Referring Senate Bill 69 to the ballot as Referred Law 19 has complicated the Libertarian and Constitution parties’ lawsuit against Section 12 of Senate Bill 69. So yes, in a way, I’ve offered Jackley a lifeline out of another lawsuit he would lose.
The plaintiffs should continue their lawsuit and focus on overturning the existing petition deadlines for new parties. But dismissal of the case at this point wouldn’t be all bad: the Libertarian Party, the Constitution Party, and their allies at the American Civil Liberties Union could redirect their unused lawsuit resources to helping defeat Referred Law 19, which would be a much broader victory for third parties and voting rights in South Dakota.
p.s. #1: Barring dismissal, Jackley’s assistant Ellie J. Bailey also asks the court to move the case from the Southern Division in Sioux Falls to the Central Division in Pierre, because defendants Jackley and Secretary of State Shantel Krebs are in Pierre and the contested actions all took place in Pierre. The plaintiffs point out that none of them live in Pierre: Libertarian chief Ken Santema lives here in Aberdeen, Libertarian plaintiff Bob Newland lives in Hot Springs, and Constitution Party plaintiffs Lori Stacey and Joy Howe live in Sioux Falls. I say go ahead, change venue… to Aberdeen, so I can live-blog the trial!

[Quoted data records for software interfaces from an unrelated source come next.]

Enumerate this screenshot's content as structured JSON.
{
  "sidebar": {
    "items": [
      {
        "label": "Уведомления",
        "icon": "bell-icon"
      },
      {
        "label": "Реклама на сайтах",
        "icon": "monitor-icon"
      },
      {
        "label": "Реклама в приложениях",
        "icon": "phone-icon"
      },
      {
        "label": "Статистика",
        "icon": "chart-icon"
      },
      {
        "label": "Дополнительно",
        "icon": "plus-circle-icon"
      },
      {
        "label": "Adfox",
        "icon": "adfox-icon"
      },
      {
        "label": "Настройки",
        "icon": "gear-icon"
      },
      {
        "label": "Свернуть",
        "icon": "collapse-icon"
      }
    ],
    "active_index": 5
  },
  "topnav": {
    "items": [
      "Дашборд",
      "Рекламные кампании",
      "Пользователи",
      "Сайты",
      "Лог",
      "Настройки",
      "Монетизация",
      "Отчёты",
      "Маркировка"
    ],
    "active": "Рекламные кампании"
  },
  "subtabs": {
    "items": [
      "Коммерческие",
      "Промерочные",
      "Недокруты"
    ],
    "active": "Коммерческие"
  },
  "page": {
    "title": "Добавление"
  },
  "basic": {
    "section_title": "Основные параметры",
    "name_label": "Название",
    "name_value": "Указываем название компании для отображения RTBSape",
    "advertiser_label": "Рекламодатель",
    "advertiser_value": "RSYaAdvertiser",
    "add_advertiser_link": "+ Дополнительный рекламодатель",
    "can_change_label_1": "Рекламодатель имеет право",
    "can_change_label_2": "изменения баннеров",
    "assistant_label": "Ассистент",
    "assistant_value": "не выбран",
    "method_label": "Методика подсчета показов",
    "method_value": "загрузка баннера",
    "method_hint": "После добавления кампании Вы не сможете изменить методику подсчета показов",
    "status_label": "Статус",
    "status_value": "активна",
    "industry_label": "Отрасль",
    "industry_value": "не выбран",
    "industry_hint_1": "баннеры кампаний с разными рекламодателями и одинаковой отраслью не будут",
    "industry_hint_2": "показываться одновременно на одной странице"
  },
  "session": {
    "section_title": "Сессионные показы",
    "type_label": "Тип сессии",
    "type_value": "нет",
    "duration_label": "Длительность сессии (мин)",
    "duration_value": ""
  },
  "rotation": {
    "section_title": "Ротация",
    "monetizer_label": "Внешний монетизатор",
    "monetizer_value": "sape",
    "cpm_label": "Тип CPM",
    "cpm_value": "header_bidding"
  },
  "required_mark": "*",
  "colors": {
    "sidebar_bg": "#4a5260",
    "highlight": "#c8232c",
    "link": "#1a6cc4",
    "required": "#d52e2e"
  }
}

p.s. #2: In her July 8 affidavit supporting the state’s motion to dismiss, Secretary Krebs notes that “As of today’s date, no challenge to the validation of the SB 69 petition has been filed with the Secretary of State’s office.” Any challengers have through July 29 to submit such a challenge, and a challenge may be tempting, given that the SB 69 petition passed muster with just 308 signatures to spare (a 2.2% cushion above the 13,871-signature minimum). But a challenge would undermine the state’s motion to dismiss the Lib/Const lawsuit. So we must wonder: in the big happy GOP family, have SOS Krebs and AG Jackley put out the word to their Republican brothers and sisters to leave the SB 69 petition unchallenged so the state can defuse the Lib/Const lawsuit? Or, seeing that the plaintiffs are shifting their argument to challenge the pre-SB 69 deadline, will the Republicans who wanted SB 69 to further solidify their power fire away with a petition challenge? We’ll find out within six days!